[Dataset rows describing interfaces]
---
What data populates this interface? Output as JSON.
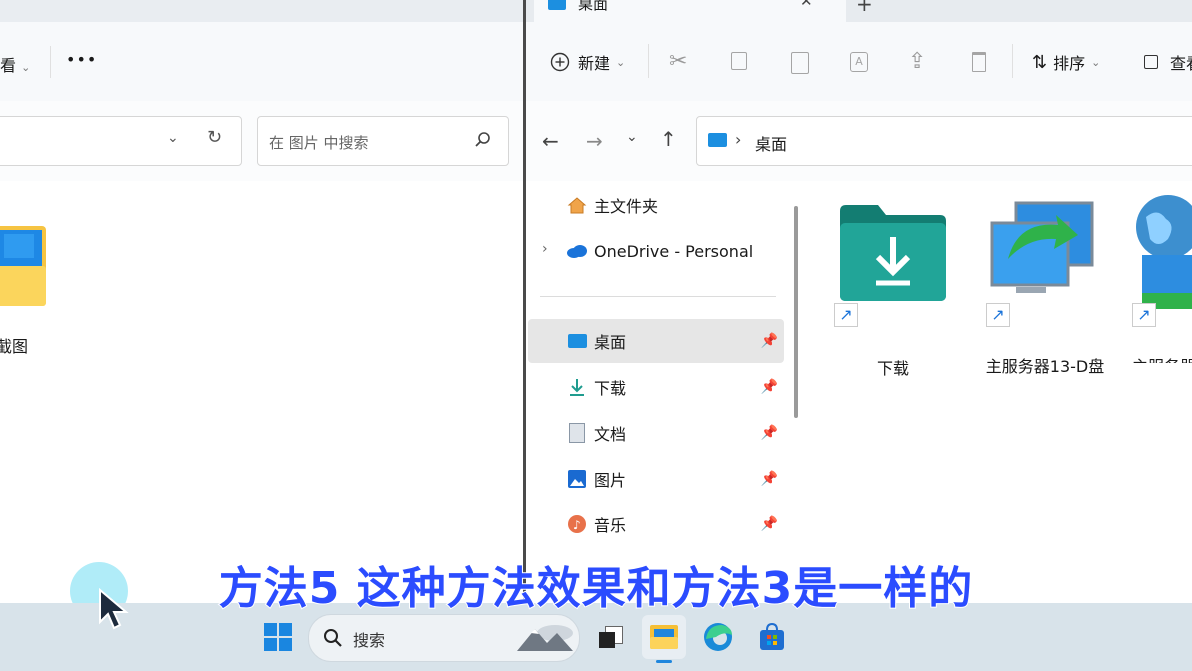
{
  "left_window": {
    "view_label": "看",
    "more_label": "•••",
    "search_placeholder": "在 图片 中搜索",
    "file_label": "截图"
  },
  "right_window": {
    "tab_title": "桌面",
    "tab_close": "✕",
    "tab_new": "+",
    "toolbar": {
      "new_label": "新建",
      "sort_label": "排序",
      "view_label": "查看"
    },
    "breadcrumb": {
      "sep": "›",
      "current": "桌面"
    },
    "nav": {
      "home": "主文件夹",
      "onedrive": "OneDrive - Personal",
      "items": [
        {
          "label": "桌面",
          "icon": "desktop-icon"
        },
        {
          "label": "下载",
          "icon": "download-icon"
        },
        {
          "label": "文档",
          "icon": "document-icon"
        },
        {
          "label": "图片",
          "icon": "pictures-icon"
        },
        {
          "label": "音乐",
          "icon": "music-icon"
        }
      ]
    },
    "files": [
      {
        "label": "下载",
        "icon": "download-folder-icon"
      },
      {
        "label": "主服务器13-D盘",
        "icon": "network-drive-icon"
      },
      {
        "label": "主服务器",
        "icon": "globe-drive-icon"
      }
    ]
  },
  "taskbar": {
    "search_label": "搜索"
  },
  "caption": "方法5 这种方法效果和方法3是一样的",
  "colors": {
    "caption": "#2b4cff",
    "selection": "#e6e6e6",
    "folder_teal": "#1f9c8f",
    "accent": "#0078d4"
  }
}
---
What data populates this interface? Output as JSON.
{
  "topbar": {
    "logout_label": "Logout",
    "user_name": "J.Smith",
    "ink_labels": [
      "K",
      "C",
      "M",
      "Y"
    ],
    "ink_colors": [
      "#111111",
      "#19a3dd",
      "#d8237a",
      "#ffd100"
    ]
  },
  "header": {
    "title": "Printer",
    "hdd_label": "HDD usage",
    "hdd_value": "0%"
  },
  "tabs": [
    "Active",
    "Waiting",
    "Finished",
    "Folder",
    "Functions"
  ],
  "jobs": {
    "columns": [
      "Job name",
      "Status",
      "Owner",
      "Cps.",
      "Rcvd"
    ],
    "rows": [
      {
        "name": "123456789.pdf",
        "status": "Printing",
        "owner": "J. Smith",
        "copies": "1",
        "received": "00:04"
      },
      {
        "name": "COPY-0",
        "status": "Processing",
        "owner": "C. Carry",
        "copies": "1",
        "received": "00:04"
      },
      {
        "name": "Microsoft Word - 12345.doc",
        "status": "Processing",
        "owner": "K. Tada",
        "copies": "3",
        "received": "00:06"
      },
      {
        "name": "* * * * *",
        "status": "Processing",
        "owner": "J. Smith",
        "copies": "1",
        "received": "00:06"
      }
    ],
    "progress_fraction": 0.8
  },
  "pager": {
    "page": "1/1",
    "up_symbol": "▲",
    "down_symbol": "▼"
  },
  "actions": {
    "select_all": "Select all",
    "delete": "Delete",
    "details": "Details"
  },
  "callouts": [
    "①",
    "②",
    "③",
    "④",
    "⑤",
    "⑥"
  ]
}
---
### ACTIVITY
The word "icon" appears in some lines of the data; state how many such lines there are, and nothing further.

### TASK RESULT
8